Last week was the Wave of Light, an annual event to bring awareness to our losses where you light a candle for one hour in remembrance of babies who died too soon.
It’s an event that flooded my social media the day off, and the whole week prior, announcing its approach and promoting the importance this event holds for the families who have lost a child.
Subtle hints were dropped by loss parents to suggest that participation in the event is a great way to support the loss community. Other posts were less subtle and just outright requested others to participate in their child’s memory.
To quote @thelegacyofleo:
“Some may ask you to join them – to light a candle in honour of their baby. They’ll likely ask in a somewhat passive way, gently suggesting that if you happen to be anywhere near a candle and a match at 7pm could you please possibly light it? And if you have your phone to hand, maybe it would be nice if you could take a photo, pop it on Facebook and tag them?
They are asking gently, but in all honestly – they are bloody desperate and secretly wanting to know just how much their baby means to the world, and quietly hoping that those people who seem to have disappeared might just text them at 7:05pm with a picture (or even a video!) of a flickering candle with the words “thinking of your boy tonight, he is so loved, hope this years wave of light gives you peace”.
They are asking gently because they are fearful no one will bother. They are just quietly, passively, secretly desperate for the world to see their child, every day, but if not every day, maybe, just maybe on the 15th October – on #WaveOfLight day, on Pregnancy and Infant Loss Awareness Day, marking the end of Baby Loss Awareness Week 2019.
So if you see a plea on your feed – just light a candle & share a photo. See their child.”
YES TO ALL OF THE ABOVE!!!
Sure, this is an awareness event. It is meant for those affected by child loss to use as a platform to bring awareness to those who don’t know the pain of losing a child.
We should be participating in the event.

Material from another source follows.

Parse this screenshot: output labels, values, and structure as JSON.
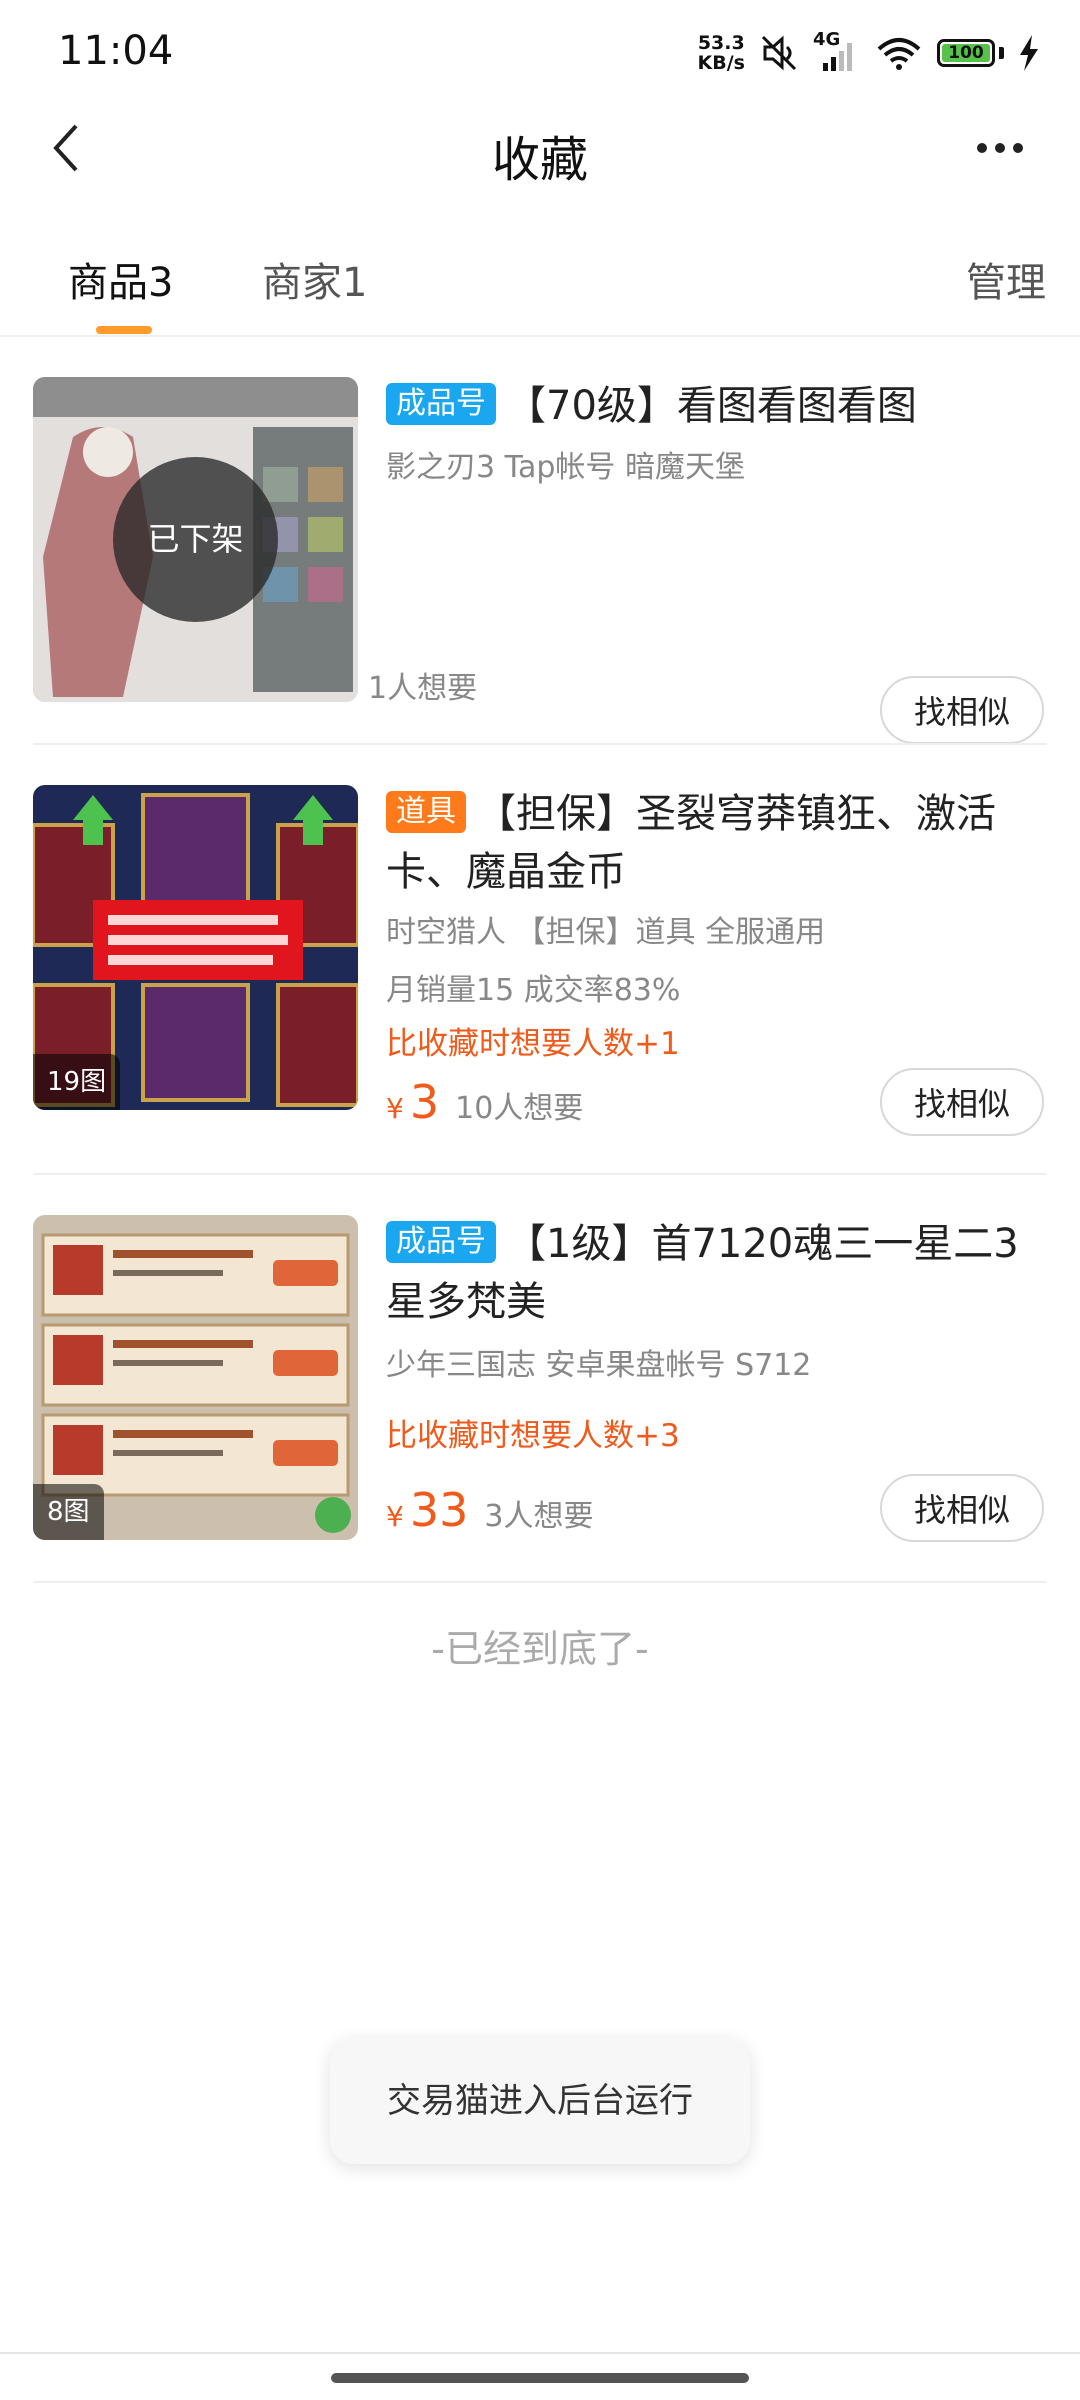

But is it that hard for someone, who doesn’t know this pain, to light a candle for an hour in support of us?
No, it’s not.
Hell, I do it for complete strangers I’ve never even met when they request on social media to have a candle lit in their child’s honor for their birthday.
Each year the anticipation of this event brings me hope that others will remember my boy. That my friends, outside of the loss community, will send me a message confirming they are thinking of him.
Yet each year, the number of those messages dwindles. That first year after he died, I received a lot of photos of candles burning brightly for him.
Last year, that number dropped.
This year, it dropped even further.
Of course, I still received many photos, mentions, tags from people; a majority of whom are fellow loss mothers. (Thank you to all of you who reached out and remembered us!)
But from my non-loss friends, from the people who have known me since before I lost my son, the people who were there when we learned he died and who witnessed the shattering aftermath?
I received 11 messages, a couple of which were sent by people that I haven’t seen in YEARS (which is so kind).
The intention of this post isn’t to point a finger at my friends who didn’t light a candle. It’s not to chastise them for their lack of support.
It’s to draw attention to the fact that this is one of the very few things you can do to remember my child (and it’s pretty freaking easy).
I know that a lot of the time people don’t’ know what to do with/for me. They aren’t sure how to support me in my grief almost 3 years later.
This is one way you can do that.
Something as simple as lighting a candle means the world to me because it confirms you took the time to take a small moment and think of my son.
As @thelegacyofleo said, we are desperate to know our child is remembered. I know he is remembered by many but the Wave of Light is one way to remind me of the fact that my little boy will never be forgotten.
I get it. Life can be crazy and chaotic.
I mean, I literally forget to do things WHILE I’m doing them. I set reminders on my phone to remind me to do things when I get home from work because I know I will forget all about it on my 20-minute drive home.
It’s easy to get distracted and forget to light a candle for your friend’s dead baby when you are busy raising babies of your own. I understand.
But…maybe next time, set a reminder on your phone? Or send a text during the day to let them know you are aware of the importance of the day?
If you miss the Wave of Light, take a moment to light a candle and send a message.
Better late than never.
Better to acknowledge our child/ren than to never.
What matters is that you thought of our child and took the time to tell us so, even if you needed a phone reminder to do it. It means so much to our broken hearts.
So take the time now to mark your calendar for next year’s Wave of Light, October 15, 2020, to remind your dear friend that you remember their child with them.
It is everything to us!
Amy Lied is a wife and a mother to her son, Asher, who was inexplicably born still on February 19th, 2017 and twin daughters. Before losing Asher, she suffered a miscarriage and struggled with unexplained infertility. She has documented her journey from the beginning of her infertility struggles on her blog, Doggie Bags Not Diaper Bags. She is also a co-founder of The Lucky Anchor Project , an online resource for loss families that houses an Etsy store whose profits are donated to loss family non-profit organizations. She hopes to help others by sharing her journey as she continues to navigate the bumpy road that is life after loss.